→ What needs to be done:
Scan the material for "name". Copy every line it appears in.

→ Records for processing:
——

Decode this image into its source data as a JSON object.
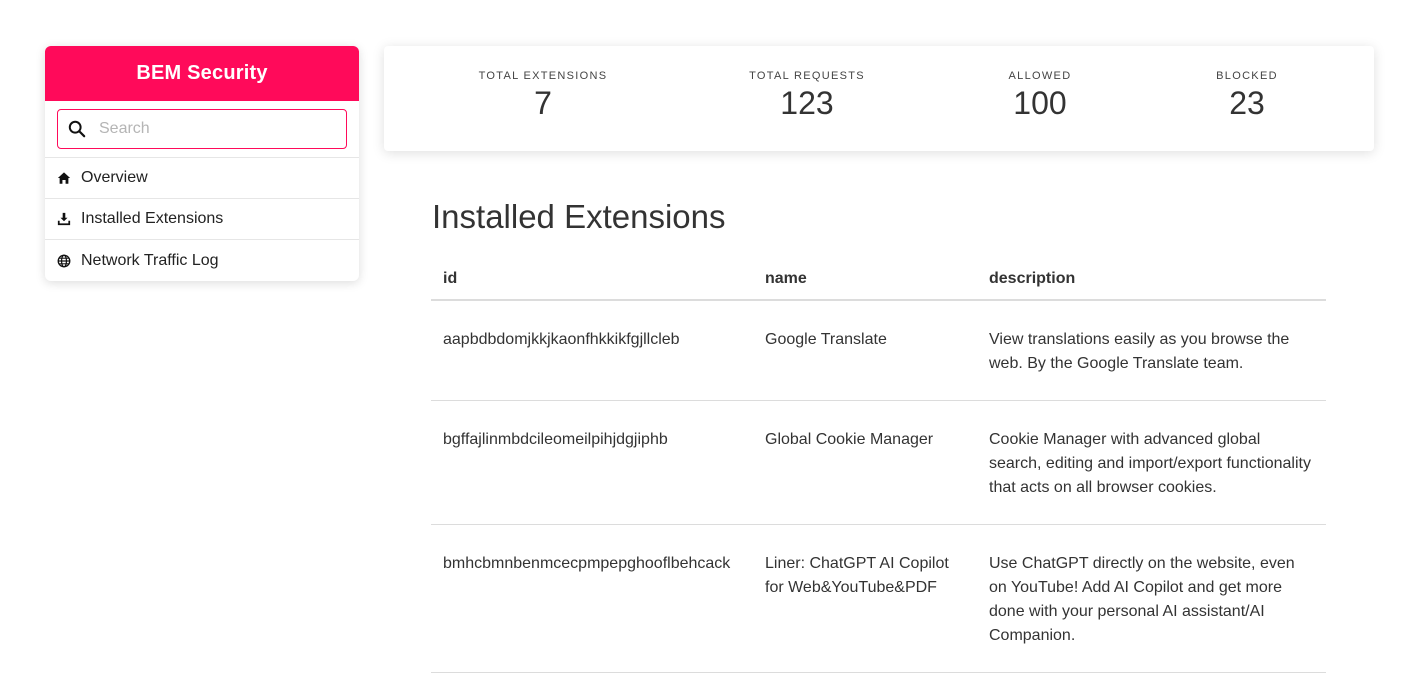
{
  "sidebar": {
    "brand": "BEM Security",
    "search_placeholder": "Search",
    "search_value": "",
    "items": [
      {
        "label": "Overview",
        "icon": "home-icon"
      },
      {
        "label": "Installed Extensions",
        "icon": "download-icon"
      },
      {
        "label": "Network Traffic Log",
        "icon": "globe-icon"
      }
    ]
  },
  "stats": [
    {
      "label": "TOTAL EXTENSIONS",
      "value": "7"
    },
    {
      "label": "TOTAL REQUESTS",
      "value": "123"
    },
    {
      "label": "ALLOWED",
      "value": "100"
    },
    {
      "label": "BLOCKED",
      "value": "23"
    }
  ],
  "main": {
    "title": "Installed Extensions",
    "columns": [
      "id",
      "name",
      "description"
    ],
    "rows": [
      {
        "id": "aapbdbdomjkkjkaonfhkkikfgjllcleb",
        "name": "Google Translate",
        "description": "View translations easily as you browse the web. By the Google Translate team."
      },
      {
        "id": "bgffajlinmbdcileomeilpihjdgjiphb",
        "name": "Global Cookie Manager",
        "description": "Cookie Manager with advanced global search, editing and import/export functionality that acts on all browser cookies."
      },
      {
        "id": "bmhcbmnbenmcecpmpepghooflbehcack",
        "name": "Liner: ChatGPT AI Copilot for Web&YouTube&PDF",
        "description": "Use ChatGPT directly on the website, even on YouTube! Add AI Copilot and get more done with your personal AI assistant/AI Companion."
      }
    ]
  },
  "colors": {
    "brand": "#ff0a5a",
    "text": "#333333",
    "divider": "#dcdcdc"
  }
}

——

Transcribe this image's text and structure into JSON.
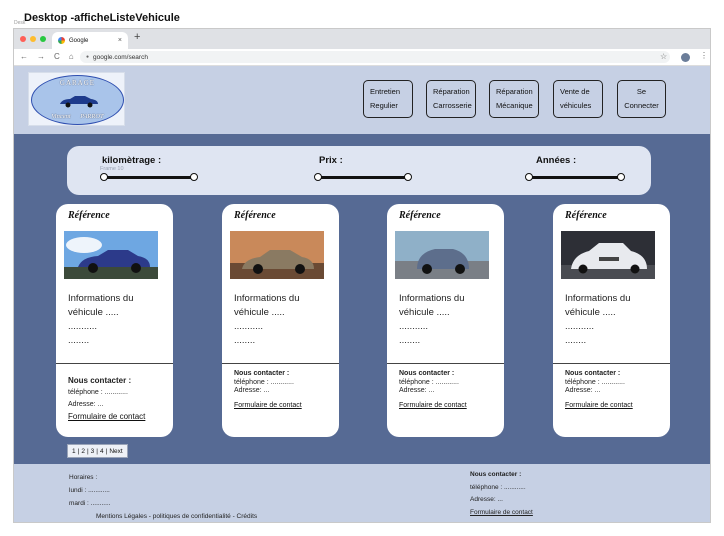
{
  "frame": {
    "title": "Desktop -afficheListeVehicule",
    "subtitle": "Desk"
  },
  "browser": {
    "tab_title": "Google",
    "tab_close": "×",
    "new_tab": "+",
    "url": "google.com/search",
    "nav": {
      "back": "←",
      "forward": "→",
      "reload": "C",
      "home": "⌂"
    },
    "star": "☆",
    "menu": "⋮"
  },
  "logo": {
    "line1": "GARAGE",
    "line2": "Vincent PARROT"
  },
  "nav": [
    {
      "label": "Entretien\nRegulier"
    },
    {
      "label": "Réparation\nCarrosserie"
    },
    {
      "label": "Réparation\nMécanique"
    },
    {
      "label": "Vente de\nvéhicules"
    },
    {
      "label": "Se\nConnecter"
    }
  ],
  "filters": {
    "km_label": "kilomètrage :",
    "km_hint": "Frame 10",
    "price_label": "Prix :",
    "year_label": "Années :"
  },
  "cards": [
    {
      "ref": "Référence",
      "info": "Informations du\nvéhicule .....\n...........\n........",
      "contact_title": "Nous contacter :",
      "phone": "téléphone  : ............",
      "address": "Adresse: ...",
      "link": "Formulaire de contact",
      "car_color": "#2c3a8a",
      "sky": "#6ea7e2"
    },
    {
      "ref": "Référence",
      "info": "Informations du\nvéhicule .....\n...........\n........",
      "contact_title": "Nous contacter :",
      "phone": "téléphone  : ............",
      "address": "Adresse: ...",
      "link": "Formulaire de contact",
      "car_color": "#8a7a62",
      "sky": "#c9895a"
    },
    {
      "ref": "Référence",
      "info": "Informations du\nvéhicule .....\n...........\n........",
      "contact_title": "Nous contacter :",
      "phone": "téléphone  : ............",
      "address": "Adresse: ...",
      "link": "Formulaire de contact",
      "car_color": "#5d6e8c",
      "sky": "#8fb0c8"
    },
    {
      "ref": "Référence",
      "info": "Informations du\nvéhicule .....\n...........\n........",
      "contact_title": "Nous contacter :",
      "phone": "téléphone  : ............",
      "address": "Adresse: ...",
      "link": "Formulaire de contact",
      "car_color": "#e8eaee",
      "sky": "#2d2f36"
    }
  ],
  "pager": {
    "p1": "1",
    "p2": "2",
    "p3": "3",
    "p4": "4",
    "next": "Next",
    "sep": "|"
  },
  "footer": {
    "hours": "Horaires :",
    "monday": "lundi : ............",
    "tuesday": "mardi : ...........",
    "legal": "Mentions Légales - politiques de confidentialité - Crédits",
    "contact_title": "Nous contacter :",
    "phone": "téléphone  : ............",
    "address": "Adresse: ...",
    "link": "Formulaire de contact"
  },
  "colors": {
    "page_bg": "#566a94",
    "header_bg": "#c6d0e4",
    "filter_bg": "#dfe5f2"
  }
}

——

→ Exercise output:
      "name",
        "name": "Google Translate",
        "name": "Global Cookie Manager",
        "name": "Liner: ChatGPT AI Copilot for Web&YouTube&PDF",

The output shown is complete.